_WHAT YOU NEED TO DO:_ Nothing in the copy should be a picture; everything else in the listing is to be restated exactly.

____

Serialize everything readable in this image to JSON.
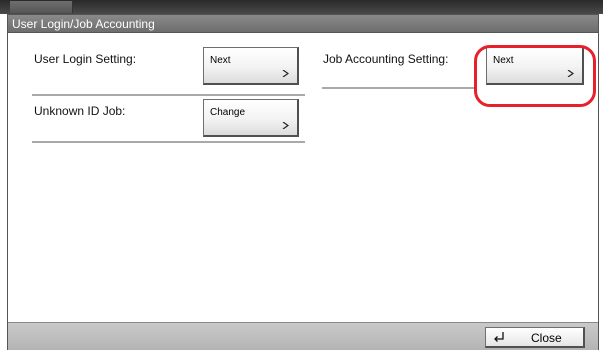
{
  "window": {
    "title": "User Login/Job Accounting"
  },
  "settings": {
    "user_login": {
      "label": "User Login Setting:",
      "button_label": "Next"
    },
    "job_accounting": {
      "label": "Job Accounting Setting:",
      "button_label": "Next",
      "highlighted": true
    },
    "unknown_id_job": {
      "label": "Unknown ID Job:",
      "button_label": "Change"
    }
  },
  "footer": {
    "close_label": "Close",
    "close_icon": "return-arrow-icon"
  },
  "colors": {
    "highlight": "#e8202a",
    "title_bar": "#7a7a7a",
    "footer": "#bdbdbd"
  }
}
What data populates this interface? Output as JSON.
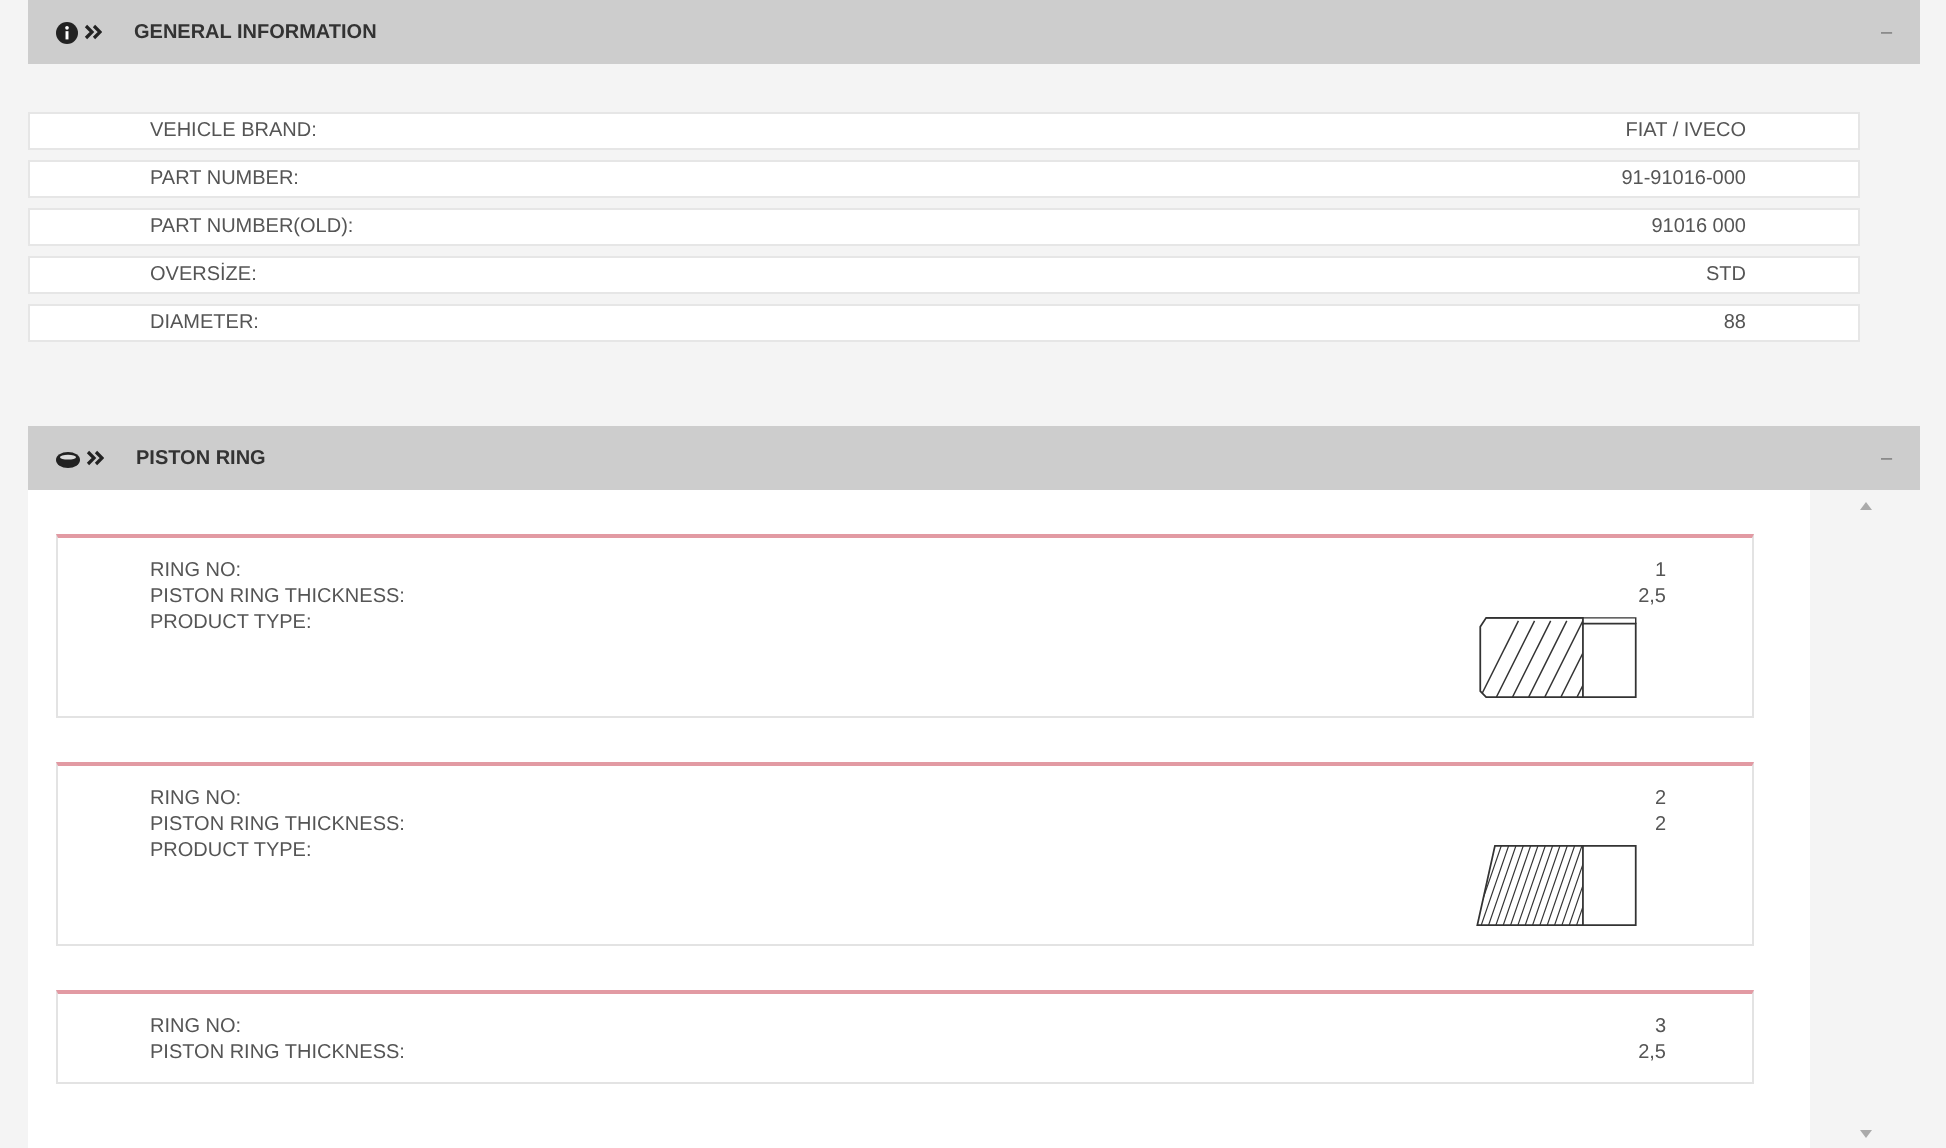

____

_SOLUTION FOR THIS PROBLEM:_
Serialize everything readable in this image to JSON.
{
  "window": {
    "title": "User Login/Job Accounting"
  },
  "settings": {
    "user_login": {
      "label": "User Login Setting:",
      "button_label": "Next"
    },
    "job_accounting": {
      "label": "Job Accounting Setting:",
      "button_label": "Next",
      "highlighted": true
    },
    "unknown_id_job": {
      "label": "Unknown ID Job:",
      "button_label": "Change"
    }
  },
  "footer": {
    "close_label": "Close",
    "close_icon": "return-arrow-icon"
  },
  "colors": {
    "highlight": "#e8202a",
    "title_bar": "#7a7a7a",
    "footer": "#bdbdbd"
  }
}
What data populates this interface? Output as JSON.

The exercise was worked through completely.